Cycling as an active, free and environmentally-friendly mode of travel, has been touted as the revolutionary way to avoid traffic congestion, improve public health and one of the ways to reduce pollution and improve the environment. Initiatives such as the nation-wide ‘Ride 2 Work Day’ aim to increase the number of people riding to work every day, and have seen huge success not only with high entrant numbers, but with the growing support towards cycling that these events help generate. Councils across Australia are supporting this growth by dedicating bike paths in city areas and offering free cycling courses for new riders.  Sydney in particular has seen a 100% growth over the past three years in the number of people using bicycles as a form of transport. According to Transport South Australia, the perception that ‘cycling is unsafe’ is commonly the sole reason why non-cyclers avoid taking up this form of transport. However, the risk of serious injury or death from cycling on roads in major built up areas is not something that should be understated.

Cyclist Matthew Fitzgerald was riding in a Bicycle User Groups (BUG) last month in New South Wales when he crashed into a rock, a fatal collision that marked the state’s third death from cycling in November, and fourteenth cycling fatality of the year. As The Guardian reported, the number of cycling accidents in Australia this year is up by forty per cent from last year, and despite an increase in the number of riders wearing helmets, many of the fatalities resulted from severe head injuries. With five cyclists killed within nine days in London in November, the issue of road safety in Central Business Districts and densely populated cities spans world-wide.

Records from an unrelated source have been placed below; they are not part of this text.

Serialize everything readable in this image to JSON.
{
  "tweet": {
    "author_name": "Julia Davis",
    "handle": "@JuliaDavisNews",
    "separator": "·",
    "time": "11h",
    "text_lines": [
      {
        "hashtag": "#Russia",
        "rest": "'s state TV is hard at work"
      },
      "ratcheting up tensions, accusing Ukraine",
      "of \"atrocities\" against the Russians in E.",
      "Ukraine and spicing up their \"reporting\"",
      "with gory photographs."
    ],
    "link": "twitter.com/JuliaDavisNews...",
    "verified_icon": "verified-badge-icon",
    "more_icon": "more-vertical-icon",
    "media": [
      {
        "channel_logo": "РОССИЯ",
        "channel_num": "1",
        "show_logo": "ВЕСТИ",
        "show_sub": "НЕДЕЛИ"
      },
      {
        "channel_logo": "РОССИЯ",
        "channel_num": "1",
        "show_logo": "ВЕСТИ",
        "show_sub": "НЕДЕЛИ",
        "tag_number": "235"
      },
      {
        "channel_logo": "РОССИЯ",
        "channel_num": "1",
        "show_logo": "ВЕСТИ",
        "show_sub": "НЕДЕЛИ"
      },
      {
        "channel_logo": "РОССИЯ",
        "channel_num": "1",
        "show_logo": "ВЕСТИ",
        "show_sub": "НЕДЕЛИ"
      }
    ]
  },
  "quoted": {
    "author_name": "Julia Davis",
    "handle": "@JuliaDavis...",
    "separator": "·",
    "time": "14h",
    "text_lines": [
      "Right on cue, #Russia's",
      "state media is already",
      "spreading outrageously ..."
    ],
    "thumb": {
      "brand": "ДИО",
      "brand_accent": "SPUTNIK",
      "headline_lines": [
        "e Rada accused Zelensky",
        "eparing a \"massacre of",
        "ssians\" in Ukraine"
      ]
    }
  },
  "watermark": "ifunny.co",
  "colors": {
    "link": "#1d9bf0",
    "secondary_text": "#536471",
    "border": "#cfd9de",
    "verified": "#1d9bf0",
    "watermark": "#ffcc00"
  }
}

While Transport SA stated in their ‘Cycling Strategy for South Australia 2006-2010’ that encouraging more people to cycle more often would “reduce the risk of crashes”, it is clear that a strategy is needed to support the safety of the growing community of cyclists. There is a need to limit cyclists’ risk-taking behaviour such as running red lights, not looking out for traffic before changing lanes, and unexpectedly changing speeds. All road-users must be aware of the presence of cyclists, and care must be taken particularly with such increases in the sport’s popularity.